Brother-in-law, brother, and college roommate/best man arrive in pickup truck. Hop out. Two guys on the bow. Two on the stern. Fisher on the saw horses. We lift on one-two-three, step over the trailer, put the gunwale or side of the skiff on the sawhorses, tip it up and over and then upside down, bottom up on the sawhorses. The horses are placed in the middle of the yard so when and if the trees come down they won’t land on the boat. The boat could, in theory, blow off of the horses, but the hull weighs 500 pounds and should be secure. Putting in a garage isn’t a smart move because a) the boat needs to be washed with freshwater first b) that takes too much time and c) the garages are too close to the treeline and could get smashed by a falling maple and really mess up the boat.
Then we jump back into the vehicles and drive back down the hill to do it a few more times on the other guys’ boats. Whole operation takes less than hour but can be made more complex when:
- The gang drinks beer and tells stories in between boats.
- Tools from my ditty bag are borrowed and dropped in the water
- The trailer tire goes flat and a can of a Flat-Fix gunk needs to be located
- The stem on the trailer tire rips off and the flat fixer is coated with white Flat-Fix gunk
- Another trailer is found
- More beer is drunk
- People who don’t know how to back up a trailer are allowed to back up the trailer
- Weekend Wally’s who don’t understand boat ramp etiquette slip in with their trailers and decide to give their boat a manicure on the ramp while the rest of us made loud suggestions that they move it elsewhere
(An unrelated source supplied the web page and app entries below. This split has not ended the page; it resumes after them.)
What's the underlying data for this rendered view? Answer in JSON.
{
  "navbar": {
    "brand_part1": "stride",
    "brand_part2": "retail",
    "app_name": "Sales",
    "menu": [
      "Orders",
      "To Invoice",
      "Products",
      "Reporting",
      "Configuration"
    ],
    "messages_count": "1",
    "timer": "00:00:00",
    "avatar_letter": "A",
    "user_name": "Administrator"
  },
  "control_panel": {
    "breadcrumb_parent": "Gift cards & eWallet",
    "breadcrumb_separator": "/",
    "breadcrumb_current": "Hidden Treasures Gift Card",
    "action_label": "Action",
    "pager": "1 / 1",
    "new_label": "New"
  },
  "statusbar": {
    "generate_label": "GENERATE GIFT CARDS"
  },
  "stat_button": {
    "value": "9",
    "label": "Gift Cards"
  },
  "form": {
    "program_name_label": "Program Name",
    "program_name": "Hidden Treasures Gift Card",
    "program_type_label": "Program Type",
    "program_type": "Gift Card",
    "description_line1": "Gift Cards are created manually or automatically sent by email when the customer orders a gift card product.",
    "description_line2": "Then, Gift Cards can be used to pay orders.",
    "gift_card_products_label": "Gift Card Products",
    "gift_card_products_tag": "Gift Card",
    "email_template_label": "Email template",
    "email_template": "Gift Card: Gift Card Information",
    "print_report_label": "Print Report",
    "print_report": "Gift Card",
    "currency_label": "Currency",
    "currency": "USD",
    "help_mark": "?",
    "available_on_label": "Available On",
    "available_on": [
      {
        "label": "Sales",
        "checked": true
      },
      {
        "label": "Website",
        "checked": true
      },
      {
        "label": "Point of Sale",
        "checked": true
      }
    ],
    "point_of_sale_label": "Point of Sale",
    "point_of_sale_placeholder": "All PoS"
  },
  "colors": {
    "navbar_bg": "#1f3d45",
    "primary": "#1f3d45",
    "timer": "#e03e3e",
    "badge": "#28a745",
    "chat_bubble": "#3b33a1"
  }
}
Colleagues in North Carolina are reporting no big deal, their lights are still on, and Hanna is right to their east. We awoke to a good, unrelated rain storm, now everything is muggy and quiet, but the fun should begin around 7 pm. Tomorrow I should be able to relaunch the motorboat, and sun shine permitting, get in some beachtime before departing for the airport and my Bangalore flight at 6:30 pm.